• Brief:
In the listing that follows, count each line where the word "Portugal" appears; write nothing but the count.

Content starts

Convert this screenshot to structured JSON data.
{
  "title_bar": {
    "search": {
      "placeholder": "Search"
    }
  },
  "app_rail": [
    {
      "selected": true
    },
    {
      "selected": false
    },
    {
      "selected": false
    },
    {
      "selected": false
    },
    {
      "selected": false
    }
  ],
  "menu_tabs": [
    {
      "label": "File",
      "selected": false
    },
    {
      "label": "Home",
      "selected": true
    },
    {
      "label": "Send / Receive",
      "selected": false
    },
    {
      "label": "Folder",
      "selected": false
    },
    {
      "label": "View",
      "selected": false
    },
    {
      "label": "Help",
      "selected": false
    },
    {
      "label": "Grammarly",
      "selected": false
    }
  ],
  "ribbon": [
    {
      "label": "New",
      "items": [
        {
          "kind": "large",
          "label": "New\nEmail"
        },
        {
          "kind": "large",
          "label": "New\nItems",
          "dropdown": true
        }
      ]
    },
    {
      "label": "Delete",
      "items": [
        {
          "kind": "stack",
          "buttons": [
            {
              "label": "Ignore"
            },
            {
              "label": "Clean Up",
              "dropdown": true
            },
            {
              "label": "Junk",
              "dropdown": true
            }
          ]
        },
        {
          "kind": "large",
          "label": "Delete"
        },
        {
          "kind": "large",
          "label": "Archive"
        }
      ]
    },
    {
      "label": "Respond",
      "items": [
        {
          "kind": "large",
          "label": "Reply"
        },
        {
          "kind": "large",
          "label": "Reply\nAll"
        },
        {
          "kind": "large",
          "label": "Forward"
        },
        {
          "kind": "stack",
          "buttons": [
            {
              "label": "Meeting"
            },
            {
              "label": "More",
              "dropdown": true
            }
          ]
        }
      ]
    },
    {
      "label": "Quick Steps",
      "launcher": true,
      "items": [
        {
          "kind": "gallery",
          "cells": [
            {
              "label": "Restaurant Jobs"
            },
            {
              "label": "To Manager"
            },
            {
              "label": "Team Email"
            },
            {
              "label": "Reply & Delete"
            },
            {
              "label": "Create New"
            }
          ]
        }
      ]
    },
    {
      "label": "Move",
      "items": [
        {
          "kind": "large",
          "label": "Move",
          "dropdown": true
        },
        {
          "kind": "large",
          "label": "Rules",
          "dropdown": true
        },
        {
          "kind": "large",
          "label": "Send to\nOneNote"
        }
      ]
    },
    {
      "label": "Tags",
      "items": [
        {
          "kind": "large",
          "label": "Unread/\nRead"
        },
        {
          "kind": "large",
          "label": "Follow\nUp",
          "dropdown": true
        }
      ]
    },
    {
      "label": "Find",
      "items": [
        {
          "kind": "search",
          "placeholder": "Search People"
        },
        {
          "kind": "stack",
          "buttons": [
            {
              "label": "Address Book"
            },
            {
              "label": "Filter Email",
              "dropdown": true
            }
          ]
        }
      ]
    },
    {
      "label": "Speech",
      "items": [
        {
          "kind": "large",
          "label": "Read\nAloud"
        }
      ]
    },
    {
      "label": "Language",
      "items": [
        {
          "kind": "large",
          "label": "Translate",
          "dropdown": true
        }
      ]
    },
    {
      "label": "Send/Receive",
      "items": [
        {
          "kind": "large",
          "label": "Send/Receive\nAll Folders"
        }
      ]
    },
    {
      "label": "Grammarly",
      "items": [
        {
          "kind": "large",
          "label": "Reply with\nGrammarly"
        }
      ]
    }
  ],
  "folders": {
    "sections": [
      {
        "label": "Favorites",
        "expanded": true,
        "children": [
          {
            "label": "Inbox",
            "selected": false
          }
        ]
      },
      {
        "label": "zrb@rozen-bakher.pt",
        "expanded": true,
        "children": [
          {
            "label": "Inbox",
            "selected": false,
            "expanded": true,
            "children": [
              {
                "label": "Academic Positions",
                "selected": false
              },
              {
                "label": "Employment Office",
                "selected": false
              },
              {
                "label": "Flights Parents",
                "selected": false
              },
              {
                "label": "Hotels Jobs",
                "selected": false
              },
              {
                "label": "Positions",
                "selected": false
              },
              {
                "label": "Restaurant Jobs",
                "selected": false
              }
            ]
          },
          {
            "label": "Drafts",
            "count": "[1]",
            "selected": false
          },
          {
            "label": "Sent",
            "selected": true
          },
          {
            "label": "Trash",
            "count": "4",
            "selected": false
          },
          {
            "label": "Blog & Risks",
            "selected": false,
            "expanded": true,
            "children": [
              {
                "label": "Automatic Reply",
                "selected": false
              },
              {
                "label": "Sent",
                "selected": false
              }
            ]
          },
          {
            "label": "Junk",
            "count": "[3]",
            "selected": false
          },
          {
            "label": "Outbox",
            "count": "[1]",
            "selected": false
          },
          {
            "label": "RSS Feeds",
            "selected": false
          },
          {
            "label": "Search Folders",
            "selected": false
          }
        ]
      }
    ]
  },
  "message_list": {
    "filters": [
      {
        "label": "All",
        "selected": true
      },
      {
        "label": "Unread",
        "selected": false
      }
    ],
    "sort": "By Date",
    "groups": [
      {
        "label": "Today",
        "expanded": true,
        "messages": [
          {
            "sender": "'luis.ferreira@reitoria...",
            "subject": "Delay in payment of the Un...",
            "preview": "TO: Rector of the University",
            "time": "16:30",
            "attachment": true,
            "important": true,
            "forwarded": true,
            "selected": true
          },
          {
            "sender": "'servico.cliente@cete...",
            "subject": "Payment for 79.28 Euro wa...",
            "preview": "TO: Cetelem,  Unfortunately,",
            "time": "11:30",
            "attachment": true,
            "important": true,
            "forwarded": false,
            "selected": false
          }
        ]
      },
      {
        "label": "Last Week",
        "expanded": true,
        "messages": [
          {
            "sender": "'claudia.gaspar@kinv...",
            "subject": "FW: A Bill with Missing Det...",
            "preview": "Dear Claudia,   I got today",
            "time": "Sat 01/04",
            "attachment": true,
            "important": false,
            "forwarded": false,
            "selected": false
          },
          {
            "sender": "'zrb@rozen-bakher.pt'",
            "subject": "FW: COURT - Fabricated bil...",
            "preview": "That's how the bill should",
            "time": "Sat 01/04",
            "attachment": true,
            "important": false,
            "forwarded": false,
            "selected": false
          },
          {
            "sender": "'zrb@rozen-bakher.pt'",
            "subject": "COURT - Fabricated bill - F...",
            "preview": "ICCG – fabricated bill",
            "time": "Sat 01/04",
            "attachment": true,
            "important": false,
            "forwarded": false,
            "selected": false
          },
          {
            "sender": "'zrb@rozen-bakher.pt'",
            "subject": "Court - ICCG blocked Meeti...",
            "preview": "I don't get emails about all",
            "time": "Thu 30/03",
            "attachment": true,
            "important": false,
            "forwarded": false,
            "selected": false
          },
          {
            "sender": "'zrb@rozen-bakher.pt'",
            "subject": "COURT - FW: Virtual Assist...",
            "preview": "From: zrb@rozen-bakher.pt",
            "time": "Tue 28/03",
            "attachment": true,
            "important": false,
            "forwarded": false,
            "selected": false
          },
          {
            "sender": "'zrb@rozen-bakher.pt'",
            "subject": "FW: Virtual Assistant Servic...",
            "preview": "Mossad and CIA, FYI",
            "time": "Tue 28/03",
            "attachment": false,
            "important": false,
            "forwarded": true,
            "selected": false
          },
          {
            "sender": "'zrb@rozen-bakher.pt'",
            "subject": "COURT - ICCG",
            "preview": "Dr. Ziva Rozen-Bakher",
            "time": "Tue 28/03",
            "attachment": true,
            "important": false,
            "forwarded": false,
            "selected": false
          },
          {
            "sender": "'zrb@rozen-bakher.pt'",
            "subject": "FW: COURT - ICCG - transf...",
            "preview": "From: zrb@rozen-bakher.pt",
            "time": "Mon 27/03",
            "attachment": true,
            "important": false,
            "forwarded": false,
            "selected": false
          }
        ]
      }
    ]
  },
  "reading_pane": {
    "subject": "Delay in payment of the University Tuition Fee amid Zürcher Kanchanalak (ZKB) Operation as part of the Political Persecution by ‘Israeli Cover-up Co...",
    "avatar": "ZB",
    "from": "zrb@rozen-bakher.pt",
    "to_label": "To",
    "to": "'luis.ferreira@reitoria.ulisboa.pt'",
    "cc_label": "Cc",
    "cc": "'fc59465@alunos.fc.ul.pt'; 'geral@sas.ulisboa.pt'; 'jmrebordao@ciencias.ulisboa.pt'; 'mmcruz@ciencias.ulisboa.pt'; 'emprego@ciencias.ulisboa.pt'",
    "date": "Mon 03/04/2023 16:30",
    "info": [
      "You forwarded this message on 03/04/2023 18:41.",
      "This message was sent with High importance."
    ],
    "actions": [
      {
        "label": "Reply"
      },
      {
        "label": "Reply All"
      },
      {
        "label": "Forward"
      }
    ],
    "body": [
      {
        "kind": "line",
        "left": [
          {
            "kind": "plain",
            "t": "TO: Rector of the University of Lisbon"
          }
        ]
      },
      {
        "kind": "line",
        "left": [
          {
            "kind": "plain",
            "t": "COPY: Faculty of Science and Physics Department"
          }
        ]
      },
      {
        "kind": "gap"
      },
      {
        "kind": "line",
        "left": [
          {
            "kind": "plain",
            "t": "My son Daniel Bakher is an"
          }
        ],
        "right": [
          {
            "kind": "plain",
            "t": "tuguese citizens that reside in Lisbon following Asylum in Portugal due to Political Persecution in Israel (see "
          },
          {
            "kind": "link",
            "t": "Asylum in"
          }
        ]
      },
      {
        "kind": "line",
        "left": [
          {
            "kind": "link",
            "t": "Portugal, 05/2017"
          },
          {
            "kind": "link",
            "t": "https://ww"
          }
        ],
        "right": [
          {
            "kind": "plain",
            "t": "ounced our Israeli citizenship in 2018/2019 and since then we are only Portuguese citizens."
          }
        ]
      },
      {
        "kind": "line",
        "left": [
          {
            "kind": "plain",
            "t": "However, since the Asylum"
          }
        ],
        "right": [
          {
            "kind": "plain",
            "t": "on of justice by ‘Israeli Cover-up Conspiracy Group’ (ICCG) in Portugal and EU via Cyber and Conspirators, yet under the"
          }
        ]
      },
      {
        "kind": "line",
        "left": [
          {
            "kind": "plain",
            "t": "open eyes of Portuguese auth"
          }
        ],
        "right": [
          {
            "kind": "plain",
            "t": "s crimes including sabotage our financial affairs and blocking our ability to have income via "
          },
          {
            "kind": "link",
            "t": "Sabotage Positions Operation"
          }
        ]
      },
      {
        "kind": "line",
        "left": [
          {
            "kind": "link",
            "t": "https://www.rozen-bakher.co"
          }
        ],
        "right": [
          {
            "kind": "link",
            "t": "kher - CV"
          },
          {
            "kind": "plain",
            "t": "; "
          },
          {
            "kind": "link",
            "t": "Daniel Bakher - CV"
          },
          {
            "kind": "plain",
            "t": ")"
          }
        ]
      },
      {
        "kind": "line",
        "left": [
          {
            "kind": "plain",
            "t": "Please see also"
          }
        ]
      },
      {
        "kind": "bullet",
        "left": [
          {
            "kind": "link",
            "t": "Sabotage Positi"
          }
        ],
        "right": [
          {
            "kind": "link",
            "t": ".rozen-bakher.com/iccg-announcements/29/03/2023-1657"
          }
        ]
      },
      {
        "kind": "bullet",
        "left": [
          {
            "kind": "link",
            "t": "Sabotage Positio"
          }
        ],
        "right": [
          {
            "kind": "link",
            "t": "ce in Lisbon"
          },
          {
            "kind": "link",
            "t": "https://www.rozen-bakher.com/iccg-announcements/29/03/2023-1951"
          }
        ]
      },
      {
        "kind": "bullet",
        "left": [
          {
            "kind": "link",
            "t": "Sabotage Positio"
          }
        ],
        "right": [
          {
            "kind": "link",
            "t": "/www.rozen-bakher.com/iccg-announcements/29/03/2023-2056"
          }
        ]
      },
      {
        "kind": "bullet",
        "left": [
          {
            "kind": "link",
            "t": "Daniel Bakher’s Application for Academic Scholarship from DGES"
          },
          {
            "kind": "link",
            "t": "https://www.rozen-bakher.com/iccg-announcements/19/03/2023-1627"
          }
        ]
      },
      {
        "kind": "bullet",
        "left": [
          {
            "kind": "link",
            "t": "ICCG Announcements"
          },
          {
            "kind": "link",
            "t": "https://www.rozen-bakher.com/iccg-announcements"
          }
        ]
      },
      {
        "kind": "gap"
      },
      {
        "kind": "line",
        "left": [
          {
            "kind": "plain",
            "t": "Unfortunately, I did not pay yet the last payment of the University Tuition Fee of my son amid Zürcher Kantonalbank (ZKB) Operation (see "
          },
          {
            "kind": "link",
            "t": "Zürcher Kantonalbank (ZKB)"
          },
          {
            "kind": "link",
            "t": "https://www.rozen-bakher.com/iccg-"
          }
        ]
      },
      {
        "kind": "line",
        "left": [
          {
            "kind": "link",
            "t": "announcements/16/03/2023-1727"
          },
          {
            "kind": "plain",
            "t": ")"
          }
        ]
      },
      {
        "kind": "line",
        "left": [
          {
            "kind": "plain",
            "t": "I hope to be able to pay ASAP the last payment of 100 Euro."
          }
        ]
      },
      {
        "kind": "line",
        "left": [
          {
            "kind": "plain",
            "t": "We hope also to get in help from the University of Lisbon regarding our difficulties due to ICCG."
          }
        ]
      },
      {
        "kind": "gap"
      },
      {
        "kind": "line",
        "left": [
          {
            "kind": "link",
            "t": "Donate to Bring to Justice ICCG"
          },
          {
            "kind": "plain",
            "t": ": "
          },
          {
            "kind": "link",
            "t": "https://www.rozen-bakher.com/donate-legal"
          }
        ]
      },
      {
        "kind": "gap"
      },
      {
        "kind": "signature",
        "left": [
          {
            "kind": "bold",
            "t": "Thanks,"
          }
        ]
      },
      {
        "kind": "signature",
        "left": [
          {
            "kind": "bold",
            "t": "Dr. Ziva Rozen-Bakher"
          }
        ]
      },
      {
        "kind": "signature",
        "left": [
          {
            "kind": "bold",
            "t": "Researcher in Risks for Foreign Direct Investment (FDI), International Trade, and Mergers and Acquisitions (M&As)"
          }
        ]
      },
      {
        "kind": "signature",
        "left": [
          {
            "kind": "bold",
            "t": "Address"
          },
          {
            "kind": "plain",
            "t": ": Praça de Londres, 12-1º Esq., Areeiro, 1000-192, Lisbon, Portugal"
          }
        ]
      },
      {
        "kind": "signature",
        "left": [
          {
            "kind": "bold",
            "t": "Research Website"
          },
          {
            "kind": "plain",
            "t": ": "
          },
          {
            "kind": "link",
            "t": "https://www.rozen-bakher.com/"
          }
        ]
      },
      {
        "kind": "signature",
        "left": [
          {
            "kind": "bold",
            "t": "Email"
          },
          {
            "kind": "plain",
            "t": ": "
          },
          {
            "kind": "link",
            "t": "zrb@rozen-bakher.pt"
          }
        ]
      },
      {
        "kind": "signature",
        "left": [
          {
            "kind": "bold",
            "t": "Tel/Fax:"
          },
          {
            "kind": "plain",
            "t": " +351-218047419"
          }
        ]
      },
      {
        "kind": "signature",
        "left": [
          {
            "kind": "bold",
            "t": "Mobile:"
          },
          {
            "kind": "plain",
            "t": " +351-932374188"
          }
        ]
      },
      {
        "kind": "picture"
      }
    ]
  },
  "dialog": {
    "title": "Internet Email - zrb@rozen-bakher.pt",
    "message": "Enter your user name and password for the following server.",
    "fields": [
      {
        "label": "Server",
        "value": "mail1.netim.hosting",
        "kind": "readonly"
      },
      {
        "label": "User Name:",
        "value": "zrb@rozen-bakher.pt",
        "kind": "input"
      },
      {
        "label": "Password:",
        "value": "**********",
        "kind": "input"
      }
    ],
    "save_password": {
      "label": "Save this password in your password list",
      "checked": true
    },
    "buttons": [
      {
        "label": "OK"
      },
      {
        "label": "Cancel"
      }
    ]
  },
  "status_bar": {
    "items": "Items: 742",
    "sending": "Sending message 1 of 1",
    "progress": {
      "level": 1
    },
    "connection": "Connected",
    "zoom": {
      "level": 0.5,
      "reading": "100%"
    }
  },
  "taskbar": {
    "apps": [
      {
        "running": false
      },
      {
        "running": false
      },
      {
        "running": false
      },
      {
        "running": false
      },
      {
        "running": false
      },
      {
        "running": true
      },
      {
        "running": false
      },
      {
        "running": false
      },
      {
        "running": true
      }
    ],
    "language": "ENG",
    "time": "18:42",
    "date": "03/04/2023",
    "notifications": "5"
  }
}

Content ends

• Task result:
4